Ocular perineuritis secondary to neurosyphilis.Optom Vis Sci. 2010 Oct; 87(10):E790-6.OV
Syphilis is a condition caused by the spirochete Treponema pallidum (T. pallidum). Because of its ubiquitous nature, it has been coined as "the great masquerader." Syphilis can present with a wide array of clinical symptoms and manifestations, making it difficult to diagnose. The spectrum of visual system manifestations is broad and involves the anterior and posterior segments. We report a rare case of ocular perineuritis in an HIV-positive patient with neurosyphilis.
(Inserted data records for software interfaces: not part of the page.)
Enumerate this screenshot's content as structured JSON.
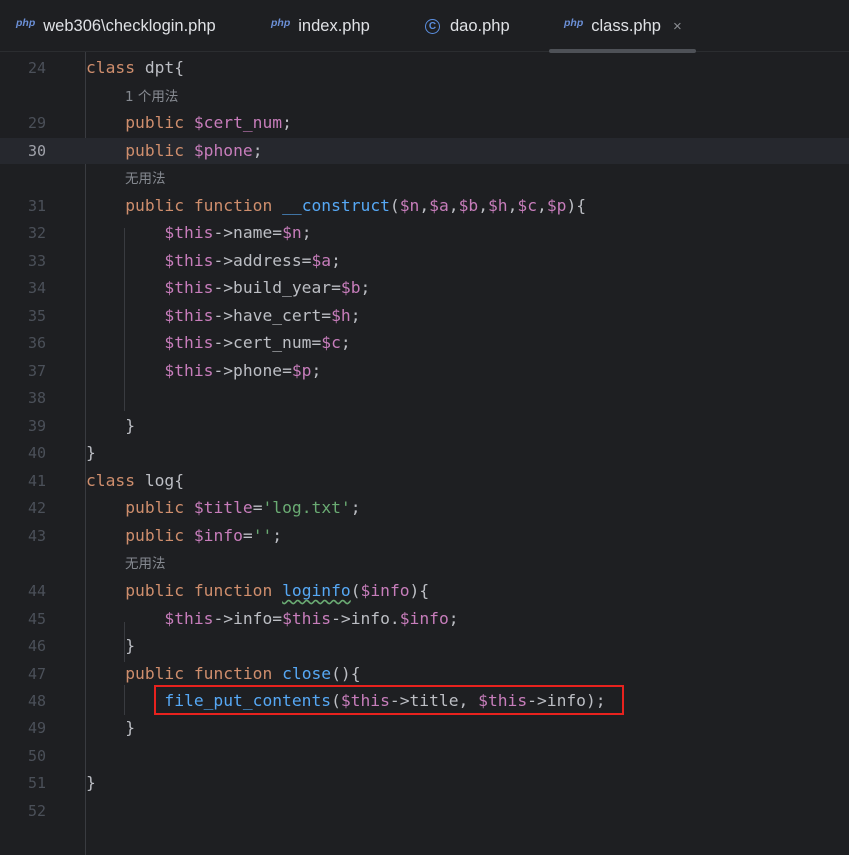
{
  "tabs": [
    {
      "icon": "php-icon",
      "badge": "php",
      "label": "web306\\checklogin.php",
      "active": false
    },
    {
      "icon": "php-icon",
      "badge": "php",
      "label": "index.php",
      "active": false
    },
    {
      "icon": "class-icon",
      "badge": "C",
      "label": "dao.php",
      "active": false
    },
    {
      "icon": "php-icon",
      "badge": "php",
      "label": "class.php",
      "active": true,
      "close": "×"
    }
  ],
  "editor": {
    "lines": [
      {
        "num": "24",
        "code": "class dpt{"
      },
      {
        "hint": "1 个用法"
      },
      {
        "num": "29",
        "code": "    public $cert_num;"
      },
      {
        "num": "30",
        "code": "    public $phone;",
        "current": true
      },
      {
        "hint": "无用法"
      },
      {
        "num": "31",
        "code": "    public function __construct($n,$a,$b,$h,$c,$p){"
      },
      {
        "num": "32",
        "code": "        $this->name=$n;"
      },
      {
        "num": "33",
        "code": "        $this->address=$a;"
      },
      {
        "num": "34",
        "code": "        $this->build_year=$b;"
      },
      {
        "num": "35",
        "code": "        $this->have_cert=$h;"
      },
      {
        "num": "36",
        "code": "        $this->cert_num=$c;"
      },
      {
        "num": "37",
        "code": "        $this->phone=$p;"
      },
      {
        "num": "38",
        "code": ""
      },
      {
        "num": "39",
        "code": "    }"
      },
      {
        "num": "40",
        "code": "}"
      },
      {
        "num": "41",
        "code": "class log{"
      },
      {
        "num": "42",
        "code": "    public $title='log.txt';"
      },
      {
        "num": "43",
        "code": "    public $info='';"
      },
      {
        "hint": "无用法"
      },
      {
        "num": "44",
        "code": "    public function loginfo($info){"
      },
      {
        "num": "45",
        "code": "        $this->info=$this->info.$info;"
      },
      {
        "num": "46",
        "code": "    }"
      },
      {
        "num": "47",
        "code": "    public function close(){"
      },
      {
        "num": "48",
        "code": "        file_put_contents($this->title, $this->info);",
        "highlighted": true
      },
      {
        "num": "49",
        "code": "    }"
      },
      {
        "num": "50",
        "code": ""
      },
      {
        "num": "51",
        "code": "}"
      },
      {
        "num": "52",
        "code": ""
      }
    ]
  },
  "colors": {
    "background": "#1e1f22",
    "keyword": "#cf8e6d",
    "variable": "#c77dbb",
    "function": "#56a8f5",
    "string": "#6aab73",
    "highlight_box": "#e8221e"
  }
}
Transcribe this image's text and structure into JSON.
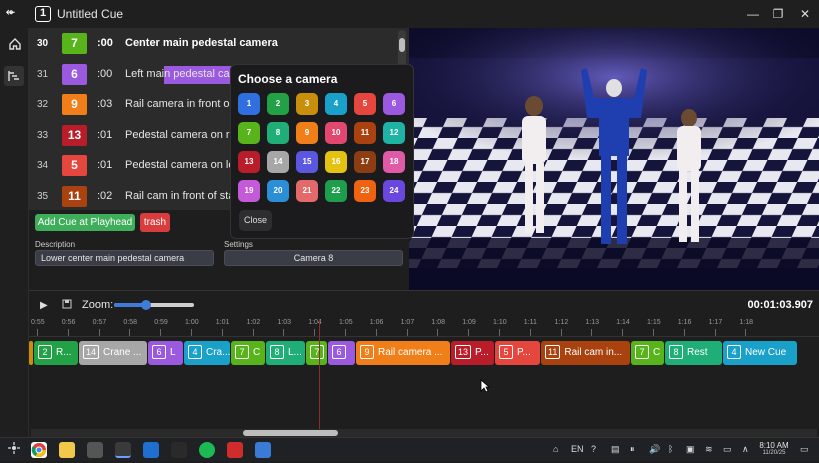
{
  "window": {
    "logo": "⬰",
    "cue_number": "1",
    "title": "Untitled Cue",
    "minimize": "—",
    "restore": "❐",
    "close": "✕"
  },
  "rail": {
    "home_icon": "home-icon",
    "cues_icon": "timeline-icon"
  },
  "cue_rows": [
    {
      "num": "30",
      "cam": "7",
      "color": "#57b51b",
      "dur": ":00",
      "desc": "Center main pedestal camera",
      "active": true
    },
    {
      "num": "31",
      "cam": "6",
      "color": "#9b59e0",
      "dur": ":00",
      "desc": "Left main pedestal ca",
      "active": false
    },
    {
      "num": "32",
      "cam": "9",
      "color": "#f07f1a",
      "dur": ":03",
      "desc": "Rail camera in front o",
      "active": false
    },
    {
      "num": "33",
      "cam": "13",
      "color": "#b81d29",
      "dur": ":01",
      "desc": "Pedestal camera on ri",
      "active": false
    },
    {
      "num": "34",
      "cam": "5",
      "color": "#e5463d",
      "dur": ":01",
      "desc": "Pedestal camera on le",
      "active": false
    },
    {
      "num": "35",
      "cam": "11",
      "color": "#a9420f",
      "dur": ":02",
      "desc": "Rail cam in front of sta",
      "active": false
    }
  ],
  "actions": {
    "add_cue": "Add Cue at Playhead",
    "trash": "trash"
  },
  "description": {
    "label": "Description",
    "value": "Lower center main pedestal camera"
  },
  "settings": {
    "label": "Settings",
    "value": "Camera 8"
  },
  "popup": {
    "title": "Choose a camera",
    "close": "Close",
    "cameras": [
      {
        "n": "1",
        "color": "#2f6fe0"
      },
      {
        "n": "2",
        "color": "#22a146"
      },
      {
        "n": "3",
        "color": "#c98e0b"
      },
      {
        "n": "4",
        "color": "#1aa1c9"
      },
      {
        "n": "5",
        "color": "#e5463d"
      },
      {
        "n": "6",
        "color": "#9b59e0"
      },
      {
        "n": "7",
        "color": "#57b51b"
      },
      {
        "n": "8",
        "color": "#1fae78"
      },
      {
        "n": "9",
        "color": "#f07f1a"
      },
      {
        "n": "10",
        "color": "#e2486f"
      },
      {
        "n": "11",
        "color": "#a9420f"
      },
      {
        "n": "12",
        "color": "#1fb3a6"
      },
      {
        "n": "13",
        "color": "#b81d29"
      },
      {
        "n": "14",
        "color": "#a7a7a7"
      },
      {
        "n": "15",
        "color": "#5b57e0"
      },
      {
        "n": "16",
        "color": "#e3c212"
      },
      {
        "n": "17",
        "color": "#8c3d12"
      },
      {
        "n": "18",
        "color": "#e05aa7"
      },
      {
        "n": "19",
        "color": "#c45ad8"
      },
      {
        "n": "20",
        "color": "#2a8fd6"
      },
      {
        "n": "21",
        "color": "#e3696b"
      },
      {
        "n": "22",
        "color": "#1e9e4c"
      },
      {
        "n": "23",
        "color": "#ef6210"
      },
      {
        "n": "24",
        "color": "#6a48df"
      }
    ]
  },
  "transport": {
    "play": "▶",
    "save": "💾",
    "zoom_label": "Zoom:",
    "zoom_level": 0.4,
    "time": "00:01:03.907"
  },
  "ruler_ticks": [
    "0:55",
    "0:56",
    "0:57",
    "0:58",
    "0:59",
    "1:00",
    "1:01",
    "1:02",
    "1:03",
    "1:04",
    "1:05",
    "1:06",
    "1:07",
    "1:08",
    "1:09",
    "1:10",
    "1:11",
    "1:12",
    "1:13",
    "1:14",
    "1:15",
    "1:16",
    "1:17",
    "1:18"
  ],
  "clips": [
    {
      "cam": "",
      "label": "",
      "color": "#c98e0b"
    },
    {
      "cam": "2",
      "label": "R...",
      "color": "#22a146"
    },
    {
      "cam": "14",
      "label": "Crane ...",
      "color": "#a7a7a7"
    },
    {
      "cam": "6",
      "label": "L",
      "color": "#9b59e0"
    },
    {
      "cam": "4",
      "label": "Cra...",
      "color": "#1aa1c9"
    },
    {
      "cam": "7",
      "label": "C",
      "color": "#57b51b"
    },
    {
      "cam": "8",
      "label": "L...",
      "color": "#1fae78"
    },
    {
      "cam": "7",
      "label": "",
      "color": "#57b51b"
    },
    {
      "cam": "6",
      "label": "",
      "color": "#9b59e0"
    },
    {
      "cam": "9",
      "label": "Rail camera ...",
      "color": "#f07f1a"
    },
    {
      "cam": "13",
      "label": "P...",
      "color": "#b81d29"
    },
    {
      "cam": "5",
      "label": "P...",
      "color": "#e5463d"
    },
    {
      "cam": "11",
      "label": "Rail cam in...",
      "color": "#a9420f"
    },
    {
      "cam": "7",
      "label": "C",
      "color": "#57b51b"
    },
    {
      "cam": "8",
      "label": "Rest",
      "color": "#1fae78"
    },
    {
      "cam": "4",
      "label": "New Cue",
      "color": "#1aa1c9"
    }
  ],
  "taskbar": {
    "lang": "EN",
    "time": "8:10 AM",
    "date": "11/20/25",
    "apps": [
      "chrome-icon",
      "file-explorer-icon",
      "calculator-icon",
      "app-icon",
      "store-icon",
      "terminal-icon",
      "spotify-icon",
      "app-red-icon",
      "monitor-icon"
    ]
  }
}
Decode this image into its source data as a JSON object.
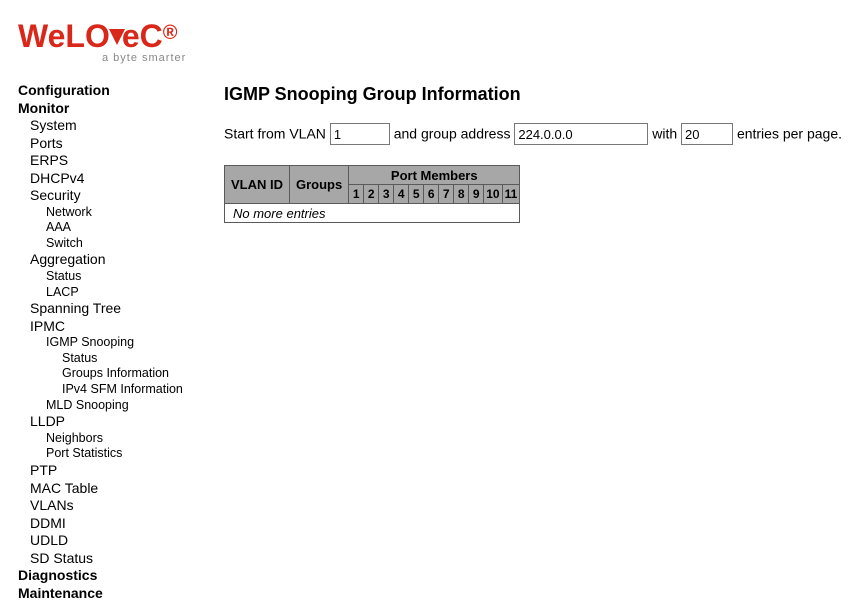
{
  "logo": {
    "main_text": "WeLOTeC",
    "sub_text": "a byte smarter"
  },
  "nav": {
    "configuration": "Configuration",
    "monitor": "Monitor",
    "system": "System",
    "ports": "Ports",
    "erps": "ERPS",
    "dhcpv4": "DHCPv4",
    "security": "Security",
    "sec_network": "Network",
    "sec_aaa": "AAA",
    "sec_switch": "Switch",
    "aggregation": "Aggregation",
    "agg_status": "Status",
    "agg_lacp": "LACP",
    "spanning_tree": "Spanning Tree",
    "ipmc": "IPMC",
    "igmp_snooping": "IGMP Snooping",
    "igmp_status": "Status",
    "igmp_groups": "Groups Information",
    "igmp_sfm": "IPv4 SFM Information",
    "mld_snooping": "MLD Snooping",
    "lldp": "LLDP",
    "lldp_neighbors": "Neighbors",
    "lldp_port_stats": "Port Statistics",
    "ptp": "PTP",
    "mac_table": "MAC Table",
    "vlans": "VLANs",
    "ddmi": "DDMI",
    "udld": "UDLD",
    "sd_status": "SD Status",
    "diagnostics": "Diagnostics",
    "maintenance": "Maintenance"
  },
  "page": {
    "title": "IGMP Snooping Group Information",
    "filter": {
      "start_from_vlan_label": "Start from VLAN",
      "vlan_value": "1",
      "group_label": "and group address",
      "group_value": "224.0.0.0",
      "with_label": "with",
      "entries_value": "20",
      "entries_label": "entries per page."
    },
    "table": {
      "port_members_header": "Port Members",
      "vlan_id_header": "VLAN ID",
      "groups_header": "Groups",
      "ports": [
        "1",
        "2",
        "3",
        "4",
        "5",
        "6",
        "7",
        "8",
        "9",
        "10",
        "11"
      ],
      "no_more": "No more entries"
    }
  }
}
A 33-year-old HIV-positive white male presented with blurred vision and floaters of 2 weeks duration. He reported coinciding neurological symptoms including headaches, nausea, and extreme weight loss. He also manifested an erythematous rash on his scalp. Fundoscopy revealed bilateral disc edema.
Syphilitic ocular perineuritis is a condition that manifests with swollen optic discs in the absence of raised intracranial pressure or visual disturbance. This condition is due to inflammation of the optic nerve sheath and is often mistaken for papilledema or papillitis. Optic perineuritis is an infrequently reported complication of syphilitic disease. Early diagnosis of neurosyphilis and its complications is critical, because it is easily treated with penicillin when initiated early on.